I am just returned from my local supermarket, which is enigmatically entitled “C-Town”. I don’t usually shop there, because they’re a little bare bones, but I didn’t have enough energy to hike on down to my usual place. It’s beautiful out; the sun is shining, trees are in flower, children are laughing and running in never ending, slow motion circles. A perfect day, almost, but it was a testament to how sick I still am that leaving the sunshine for the air conditioned bowels of C-Town came as a relief.

I walked in and this large, brontosaurus shaped lady with a beehive haircut was just in front of me, gesturing to no-one in particular that they should bring her a basket. I tried to edge around her but then she lurched forward and took a basket and turned to stare at me. I smiled in what has become my professional, glazed New York manner, took one of my own and went off down an aisle. Alley? Aisle.

I bought a chai tea soy milk juice thing. I don’t know why, but the ivory colors of the packaging looked soothing, and I like the idea of juice. At one point I found myself buying ketchup, which caused me to then buy some BBQ sauce. I almost bought some hot sauce to round it out, but managed to control myself. I checked the contents of my basket. Did I need all these things? Who was calling the shots here? Had my fever returned?

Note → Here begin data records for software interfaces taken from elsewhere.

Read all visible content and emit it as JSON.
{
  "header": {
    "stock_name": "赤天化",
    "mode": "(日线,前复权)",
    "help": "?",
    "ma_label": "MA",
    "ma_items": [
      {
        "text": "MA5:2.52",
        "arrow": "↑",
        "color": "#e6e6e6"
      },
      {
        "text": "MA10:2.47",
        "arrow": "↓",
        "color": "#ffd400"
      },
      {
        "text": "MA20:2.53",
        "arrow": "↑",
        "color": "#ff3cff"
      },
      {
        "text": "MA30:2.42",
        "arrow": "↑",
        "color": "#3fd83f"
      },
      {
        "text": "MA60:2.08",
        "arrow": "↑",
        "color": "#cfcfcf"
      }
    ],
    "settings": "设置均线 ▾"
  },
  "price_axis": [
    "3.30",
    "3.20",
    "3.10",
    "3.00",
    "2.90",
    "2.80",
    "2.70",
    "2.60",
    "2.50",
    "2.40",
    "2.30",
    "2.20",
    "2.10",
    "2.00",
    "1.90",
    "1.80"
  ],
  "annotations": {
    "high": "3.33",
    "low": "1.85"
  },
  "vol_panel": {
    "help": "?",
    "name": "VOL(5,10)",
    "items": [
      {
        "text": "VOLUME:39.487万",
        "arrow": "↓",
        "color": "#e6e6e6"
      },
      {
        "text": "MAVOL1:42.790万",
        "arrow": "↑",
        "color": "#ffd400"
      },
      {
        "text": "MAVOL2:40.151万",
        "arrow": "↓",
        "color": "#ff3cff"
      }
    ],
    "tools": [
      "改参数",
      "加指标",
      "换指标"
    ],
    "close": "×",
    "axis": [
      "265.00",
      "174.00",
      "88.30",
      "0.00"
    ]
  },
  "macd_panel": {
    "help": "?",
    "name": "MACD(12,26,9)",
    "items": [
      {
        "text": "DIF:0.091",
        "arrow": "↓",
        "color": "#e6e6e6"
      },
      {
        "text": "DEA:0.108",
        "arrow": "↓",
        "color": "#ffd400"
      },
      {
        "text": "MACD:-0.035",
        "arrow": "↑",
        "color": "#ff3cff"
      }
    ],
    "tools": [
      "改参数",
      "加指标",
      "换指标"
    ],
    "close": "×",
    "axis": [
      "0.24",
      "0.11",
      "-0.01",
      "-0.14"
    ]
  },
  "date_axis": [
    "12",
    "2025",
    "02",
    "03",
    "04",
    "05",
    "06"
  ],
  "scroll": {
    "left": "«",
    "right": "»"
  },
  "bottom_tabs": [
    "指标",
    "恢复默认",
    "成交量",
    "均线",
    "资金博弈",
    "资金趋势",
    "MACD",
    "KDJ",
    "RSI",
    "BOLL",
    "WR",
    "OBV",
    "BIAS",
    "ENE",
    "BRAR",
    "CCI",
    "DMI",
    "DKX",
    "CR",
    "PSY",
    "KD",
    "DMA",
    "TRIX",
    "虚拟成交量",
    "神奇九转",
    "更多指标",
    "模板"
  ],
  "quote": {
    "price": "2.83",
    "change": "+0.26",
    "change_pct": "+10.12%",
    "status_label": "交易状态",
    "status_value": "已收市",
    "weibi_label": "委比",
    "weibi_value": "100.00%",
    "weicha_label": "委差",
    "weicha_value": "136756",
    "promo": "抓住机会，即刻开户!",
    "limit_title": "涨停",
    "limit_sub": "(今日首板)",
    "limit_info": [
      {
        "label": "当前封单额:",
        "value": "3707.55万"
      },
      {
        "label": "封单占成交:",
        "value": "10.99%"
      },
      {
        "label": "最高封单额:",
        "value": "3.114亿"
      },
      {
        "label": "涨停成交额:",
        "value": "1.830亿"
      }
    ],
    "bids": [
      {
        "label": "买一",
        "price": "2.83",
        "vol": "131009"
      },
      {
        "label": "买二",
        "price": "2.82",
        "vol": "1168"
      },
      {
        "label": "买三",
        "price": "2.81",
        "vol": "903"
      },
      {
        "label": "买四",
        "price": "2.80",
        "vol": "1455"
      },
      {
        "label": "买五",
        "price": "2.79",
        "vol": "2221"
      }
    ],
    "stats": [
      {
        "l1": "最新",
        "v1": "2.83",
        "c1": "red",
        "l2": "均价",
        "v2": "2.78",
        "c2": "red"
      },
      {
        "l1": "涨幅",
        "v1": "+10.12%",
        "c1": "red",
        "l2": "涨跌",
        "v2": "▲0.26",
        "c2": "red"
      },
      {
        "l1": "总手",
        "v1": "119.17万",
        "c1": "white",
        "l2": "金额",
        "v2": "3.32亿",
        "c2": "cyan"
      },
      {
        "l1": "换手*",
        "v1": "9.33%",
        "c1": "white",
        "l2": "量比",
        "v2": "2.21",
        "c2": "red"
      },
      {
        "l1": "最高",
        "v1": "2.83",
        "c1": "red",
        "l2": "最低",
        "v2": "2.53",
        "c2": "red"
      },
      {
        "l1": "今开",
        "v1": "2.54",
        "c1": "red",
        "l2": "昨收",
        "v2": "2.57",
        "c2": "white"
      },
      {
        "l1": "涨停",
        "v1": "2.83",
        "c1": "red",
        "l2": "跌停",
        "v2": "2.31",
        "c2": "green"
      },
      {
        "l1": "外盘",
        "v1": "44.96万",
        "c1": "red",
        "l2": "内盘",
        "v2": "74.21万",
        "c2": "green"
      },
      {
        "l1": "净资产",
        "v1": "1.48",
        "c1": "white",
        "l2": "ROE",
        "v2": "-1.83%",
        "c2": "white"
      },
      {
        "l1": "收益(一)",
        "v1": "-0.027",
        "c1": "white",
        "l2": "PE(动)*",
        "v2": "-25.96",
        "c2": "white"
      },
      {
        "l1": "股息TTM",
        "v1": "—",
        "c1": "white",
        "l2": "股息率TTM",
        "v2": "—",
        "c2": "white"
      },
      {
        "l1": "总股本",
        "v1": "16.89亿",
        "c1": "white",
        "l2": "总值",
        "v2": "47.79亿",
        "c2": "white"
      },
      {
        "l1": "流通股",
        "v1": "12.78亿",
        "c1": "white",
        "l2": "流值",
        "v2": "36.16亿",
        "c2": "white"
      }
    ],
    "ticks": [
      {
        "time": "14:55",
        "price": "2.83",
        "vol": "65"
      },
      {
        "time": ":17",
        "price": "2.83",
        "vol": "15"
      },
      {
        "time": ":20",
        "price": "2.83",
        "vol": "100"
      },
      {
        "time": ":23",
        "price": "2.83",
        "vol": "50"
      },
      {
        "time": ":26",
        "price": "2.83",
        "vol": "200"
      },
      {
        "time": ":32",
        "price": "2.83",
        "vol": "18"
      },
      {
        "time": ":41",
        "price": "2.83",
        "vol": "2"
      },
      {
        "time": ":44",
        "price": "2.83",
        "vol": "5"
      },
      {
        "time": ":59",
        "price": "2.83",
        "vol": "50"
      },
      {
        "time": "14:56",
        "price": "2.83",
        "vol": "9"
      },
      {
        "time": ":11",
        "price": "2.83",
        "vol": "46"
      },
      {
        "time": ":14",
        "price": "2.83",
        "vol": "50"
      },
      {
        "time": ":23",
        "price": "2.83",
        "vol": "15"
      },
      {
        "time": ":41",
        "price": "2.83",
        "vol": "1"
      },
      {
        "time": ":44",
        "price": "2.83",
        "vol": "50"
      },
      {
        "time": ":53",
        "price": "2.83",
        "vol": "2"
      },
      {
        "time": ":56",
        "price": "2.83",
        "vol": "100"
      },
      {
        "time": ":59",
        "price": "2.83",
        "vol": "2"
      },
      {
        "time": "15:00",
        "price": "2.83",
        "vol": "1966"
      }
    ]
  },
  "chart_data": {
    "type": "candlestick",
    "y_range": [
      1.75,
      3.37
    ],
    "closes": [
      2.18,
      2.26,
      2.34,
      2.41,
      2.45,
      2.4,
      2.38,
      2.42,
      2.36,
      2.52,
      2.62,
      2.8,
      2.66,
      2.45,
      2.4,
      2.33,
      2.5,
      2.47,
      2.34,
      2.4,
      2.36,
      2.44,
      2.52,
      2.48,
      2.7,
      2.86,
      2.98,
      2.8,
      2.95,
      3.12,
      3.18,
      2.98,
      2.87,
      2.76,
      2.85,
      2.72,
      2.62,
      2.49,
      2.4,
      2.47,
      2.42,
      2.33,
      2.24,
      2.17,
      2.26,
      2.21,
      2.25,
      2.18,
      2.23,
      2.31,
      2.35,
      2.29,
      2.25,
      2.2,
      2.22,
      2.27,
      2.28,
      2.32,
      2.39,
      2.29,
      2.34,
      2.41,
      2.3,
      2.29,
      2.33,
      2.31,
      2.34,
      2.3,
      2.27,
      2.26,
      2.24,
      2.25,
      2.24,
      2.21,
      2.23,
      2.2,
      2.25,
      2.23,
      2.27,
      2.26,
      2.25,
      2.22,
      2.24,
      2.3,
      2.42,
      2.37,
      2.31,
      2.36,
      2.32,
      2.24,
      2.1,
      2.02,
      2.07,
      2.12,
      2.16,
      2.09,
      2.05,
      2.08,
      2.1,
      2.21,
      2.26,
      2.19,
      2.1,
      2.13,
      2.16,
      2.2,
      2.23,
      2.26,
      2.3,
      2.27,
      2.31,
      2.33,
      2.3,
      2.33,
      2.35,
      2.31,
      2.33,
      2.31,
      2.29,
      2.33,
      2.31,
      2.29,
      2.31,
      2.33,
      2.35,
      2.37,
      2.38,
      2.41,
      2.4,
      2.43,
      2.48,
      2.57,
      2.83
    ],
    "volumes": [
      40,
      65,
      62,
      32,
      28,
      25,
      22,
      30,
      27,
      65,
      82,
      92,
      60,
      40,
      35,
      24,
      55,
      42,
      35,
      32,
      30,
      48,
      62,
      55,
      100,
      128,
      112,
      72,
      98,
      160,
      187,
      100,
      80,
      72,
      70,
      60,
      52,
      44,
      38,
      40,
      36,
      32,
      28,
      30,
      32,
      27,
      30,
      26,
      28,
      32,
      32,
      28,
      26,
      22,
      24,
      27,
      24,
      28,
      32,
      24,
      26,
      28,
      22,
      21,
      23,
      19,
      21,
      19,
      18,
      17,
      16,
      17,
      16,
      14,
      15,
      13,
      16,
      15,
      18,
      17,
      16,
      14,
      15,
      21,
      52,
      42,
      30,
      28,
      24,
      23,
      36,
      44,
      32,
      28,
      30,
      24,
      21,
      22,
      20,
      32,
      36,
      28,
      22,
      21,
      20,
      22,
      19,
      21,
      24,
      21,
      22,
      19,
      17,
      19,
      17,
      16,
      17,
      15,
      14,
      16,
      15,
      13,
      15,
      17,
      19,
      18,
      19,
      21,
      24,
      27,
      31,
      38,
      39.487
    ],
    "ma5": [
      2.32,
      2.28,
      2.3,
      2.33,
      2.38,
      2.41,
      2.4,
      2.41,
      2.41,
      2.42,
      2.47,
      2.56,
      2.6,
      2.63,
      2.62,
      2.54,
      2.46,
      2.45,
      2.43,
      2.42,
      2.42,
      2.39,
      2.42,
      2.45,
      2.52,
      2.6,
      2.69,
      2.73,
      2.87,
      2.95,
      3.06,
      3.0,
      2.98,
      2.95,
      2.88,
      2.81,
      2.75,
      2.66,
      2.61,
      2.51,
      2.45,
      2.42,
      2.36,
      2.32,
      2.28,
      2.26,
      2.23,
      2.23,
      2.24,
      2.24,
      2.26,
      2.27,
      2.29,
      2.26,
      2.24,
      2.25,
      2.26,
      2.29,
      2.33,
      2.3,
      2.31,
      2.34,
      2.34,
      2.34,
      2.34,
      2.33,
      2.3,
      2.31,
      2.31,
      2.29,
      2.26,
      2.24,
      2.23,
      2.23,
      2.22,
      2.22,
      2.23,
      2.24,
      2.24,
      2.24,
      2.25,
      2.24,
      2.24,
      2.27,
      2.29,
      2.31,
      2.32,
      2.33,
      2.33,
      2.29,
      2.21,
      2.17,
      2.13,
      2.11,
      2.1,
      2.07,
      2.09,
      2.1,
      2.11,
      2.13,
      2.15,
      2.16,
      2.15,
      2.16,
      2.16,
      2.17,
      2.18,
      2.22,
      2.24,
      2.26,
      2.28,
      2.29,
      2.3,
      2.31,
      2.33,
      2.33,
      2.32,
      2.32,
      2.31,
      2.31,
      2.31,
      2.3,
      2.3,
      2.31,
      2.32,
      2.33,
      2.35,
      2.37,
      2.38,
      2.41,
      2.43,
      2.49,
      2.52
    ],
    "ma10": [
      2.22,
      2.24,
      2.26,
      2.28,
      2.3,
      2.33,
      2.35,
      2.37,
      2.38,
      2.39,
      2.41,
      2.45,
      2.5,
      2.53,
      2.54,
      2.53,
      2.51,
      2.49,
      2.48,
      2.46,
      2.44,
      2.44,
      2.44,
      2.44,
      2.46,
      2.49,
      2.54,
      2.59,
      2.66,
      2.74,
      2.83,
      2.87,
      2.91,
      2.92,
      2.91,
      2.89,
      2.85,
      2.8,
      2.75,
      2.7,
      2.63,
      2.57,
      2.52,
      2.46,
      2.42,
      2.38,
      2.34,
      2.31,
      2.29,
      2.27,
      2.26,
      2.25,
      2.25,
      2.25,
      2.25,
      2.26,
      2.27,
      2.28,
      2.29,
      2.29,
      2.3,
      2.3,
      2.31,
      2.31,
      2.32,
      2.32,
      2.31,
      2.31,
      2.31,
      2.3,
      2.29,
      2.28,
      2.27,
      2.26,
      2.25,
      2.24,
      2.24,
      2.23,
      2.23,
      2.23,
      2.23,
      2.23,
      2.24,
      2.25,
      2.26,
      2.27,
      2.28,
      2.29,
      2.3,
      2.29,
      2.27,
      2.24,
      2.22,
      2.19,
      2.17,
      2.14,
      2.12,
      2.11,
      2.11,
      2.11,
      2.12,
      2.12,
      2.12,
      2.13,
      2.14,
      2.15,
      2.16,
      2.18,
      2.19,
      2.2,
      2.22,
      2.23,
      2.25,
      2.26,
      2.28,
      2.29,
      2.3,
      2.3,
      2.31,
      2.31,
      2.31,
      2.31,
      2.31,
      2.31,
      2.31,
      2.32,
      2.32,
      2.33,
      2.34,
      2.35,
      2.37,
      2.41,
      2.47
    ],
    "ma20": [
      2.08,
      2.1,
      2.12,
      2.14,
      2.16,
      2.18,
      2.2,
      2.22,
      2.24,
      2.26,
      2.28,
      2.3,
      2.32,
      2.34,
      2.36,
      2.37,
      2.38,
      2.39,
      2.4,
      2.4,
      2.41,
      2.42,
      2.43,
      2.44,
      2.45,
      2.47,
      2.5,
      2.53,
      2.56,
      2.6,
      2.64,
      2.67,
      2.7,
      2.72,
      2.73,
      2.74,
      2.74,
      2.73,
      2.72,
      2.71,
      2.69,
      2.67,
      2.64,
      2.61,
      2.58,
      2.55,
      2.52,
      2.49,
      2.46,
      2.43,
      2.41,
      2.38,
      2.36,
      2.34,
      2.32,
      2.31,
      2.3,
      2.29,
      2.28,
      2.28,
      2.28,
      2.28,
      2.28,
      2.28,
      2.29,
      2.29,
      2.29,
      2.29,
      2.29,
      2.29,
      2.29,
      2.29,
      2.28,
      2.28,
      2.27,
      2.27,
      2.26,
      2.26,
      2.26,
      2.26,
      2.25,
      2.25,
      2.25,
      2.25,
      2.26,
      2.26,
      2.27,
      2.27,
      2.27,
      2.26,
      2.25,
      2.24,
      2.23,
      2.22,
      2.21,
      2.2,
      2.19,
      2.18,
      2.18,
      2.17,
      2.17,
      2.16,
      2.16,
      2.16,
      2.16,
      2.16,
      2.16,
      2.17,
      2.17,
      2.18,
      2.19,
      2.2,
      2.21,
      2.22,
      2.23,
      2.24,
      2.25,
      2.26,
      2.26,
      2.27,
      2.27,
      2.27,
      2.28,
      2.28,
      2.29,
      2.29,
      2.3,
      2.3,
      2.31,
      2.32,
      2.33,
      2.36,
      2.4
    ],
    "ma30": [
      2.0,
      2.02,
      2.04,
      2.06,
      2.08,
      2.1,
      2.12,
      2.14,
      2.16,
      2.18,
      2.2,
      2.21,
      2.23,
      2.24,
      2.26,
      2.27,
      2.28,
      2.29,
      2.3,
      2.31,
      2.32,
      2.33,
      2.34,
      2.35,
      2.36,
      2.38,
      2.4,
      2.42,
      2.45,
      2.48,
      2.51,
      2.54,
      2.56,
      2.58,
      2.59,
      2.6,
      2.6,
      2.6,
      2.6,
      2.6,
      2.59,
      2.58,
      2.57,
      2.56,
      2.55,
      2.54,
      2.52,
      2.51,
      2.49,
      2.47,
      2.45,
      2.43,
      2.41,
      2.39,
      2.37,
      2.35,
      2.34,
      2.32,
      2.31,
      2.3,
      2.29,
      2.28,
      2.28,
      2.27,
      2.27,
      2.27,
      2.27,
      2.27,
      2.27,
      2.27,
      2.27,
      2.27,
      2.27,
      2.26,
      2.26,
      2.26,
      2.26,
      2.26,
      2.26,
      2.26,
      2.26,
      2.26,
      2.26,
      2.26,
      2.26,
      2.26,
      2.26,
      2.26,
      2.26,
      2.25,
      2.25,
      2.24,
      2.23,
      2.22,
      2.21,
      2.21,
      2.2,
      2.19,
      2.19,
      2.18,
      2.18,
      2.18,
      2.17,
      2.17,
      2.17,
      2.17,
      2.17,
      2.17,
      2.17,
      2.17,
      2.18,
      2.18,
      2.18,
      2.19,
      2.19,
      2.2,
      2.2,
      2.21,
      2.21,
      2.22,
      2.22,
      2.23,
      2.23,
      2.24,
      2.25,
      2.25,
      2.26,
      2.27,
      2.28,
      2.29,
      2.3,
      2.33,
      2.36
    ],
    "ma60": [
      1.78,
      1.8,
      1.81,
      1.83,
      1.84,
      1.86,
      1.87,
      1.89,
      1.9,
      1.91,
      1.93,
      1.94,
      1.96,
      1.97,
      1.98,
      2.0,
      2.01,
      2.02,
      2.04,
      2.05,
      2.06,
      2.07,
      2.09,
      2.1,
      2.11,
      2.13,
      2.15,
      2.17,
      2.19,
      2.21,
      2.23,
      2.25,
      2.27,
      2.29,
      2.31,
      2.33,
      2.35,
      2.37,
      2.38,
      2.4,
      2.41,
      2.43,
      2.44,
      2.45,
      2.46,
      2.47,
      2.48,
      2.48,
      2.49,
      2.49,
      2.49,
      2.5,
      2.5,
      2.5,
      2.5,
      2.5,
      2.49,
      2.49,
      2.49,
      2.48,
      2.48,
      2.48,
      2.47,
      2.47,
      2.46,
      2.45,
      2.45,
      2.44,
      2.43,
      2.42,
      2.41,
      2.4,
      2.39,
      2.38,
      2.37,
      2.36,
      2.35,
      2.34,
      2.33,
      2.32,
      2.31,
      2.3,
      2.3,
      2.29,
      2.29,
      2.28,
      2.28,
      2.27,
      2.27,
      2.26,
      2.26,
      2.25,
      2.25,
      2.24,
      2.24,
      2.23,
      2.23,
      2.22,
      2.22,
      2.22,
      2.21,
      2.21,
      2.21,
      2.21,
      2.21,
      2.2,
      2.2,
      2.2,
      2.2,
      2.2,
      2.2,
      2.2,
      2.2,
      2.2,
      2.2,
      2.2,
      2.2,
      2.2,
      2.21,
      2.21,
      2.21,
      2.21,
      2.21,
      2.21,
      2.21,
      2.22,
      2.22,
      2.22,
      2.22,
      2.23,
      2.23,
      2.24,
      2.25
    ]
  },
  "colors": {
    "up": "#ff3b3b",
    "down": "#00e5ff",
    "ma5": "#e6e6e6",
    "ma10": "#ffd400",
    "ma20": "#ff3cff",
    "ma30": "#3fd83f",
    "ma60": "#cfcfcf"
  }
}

A Spanish song was playing over the speakers, a man crying for the death of his entire village due to some calamity that had left him with no legs but sufficiently alive to feel even more pain for not having died. He sounded very distraught, and then the song ended and ‘Don’t Stop Believing’ by Journey came on, to general applause by hidden fans throughout the supermarket. I stood still, the contents of my basket forgotten, because people had begun to sing along it.

“Just a small town girl, livin’ in a lonely world, she took the midnight train goin’ anywhere …” The most beautiful voice of them all was coming from one alley over. It was beautiful not because the singer was talented, which she was, but because the singer was completely unaware of her talent. It was innocent, pure, like the sound of a flute, like the ivory soy drink in my basket, like a cool cloth on a fevered forehead in the middle of the night when morning seems furthest away.

I walked down the aisle, and not wanting to stare, went to the check out line and placed my basket down on the conveyor belt and turned to look at the singer. It was a Mexican man, in a jean vest with a red bandanna tied across his head, crouched down and unloading cans of tuna from a crate next to him, singing as he placed them on the shelf.

I turned, surprised, and instantly looked away from my cashier. She had vampire eyes. It was almost too much, I nearly walked out right there. Contacts, I told myself. Contacts. Her pupils were huge, almost the size of dimes, and the irises were pure white, surrounded by a faint corona of black. I stared at my items as she wrung them up, and then turned to watch the Mexican guy. ‘Don’t Stop Believing’ was still playing, but he’d stopped singing.

“Credit or Debit?” asked the vampire girl when I handed her my card. I made the mistake of looking up again, and was confounded by her gaze once more. I actually just stood there, looking down, stuttering. When she rang me up, I signed and walked out, back out into the sunshine, the warmth of the afternoon, the sounds of traffic, the sight of children trapped in their slow motion elliptical orbits, mouths open as they ran around and around in circles forever.

C-Town. I don’t know why I don’t shop there more often. Or maybe I do? I’ll think about it when my fever goes down.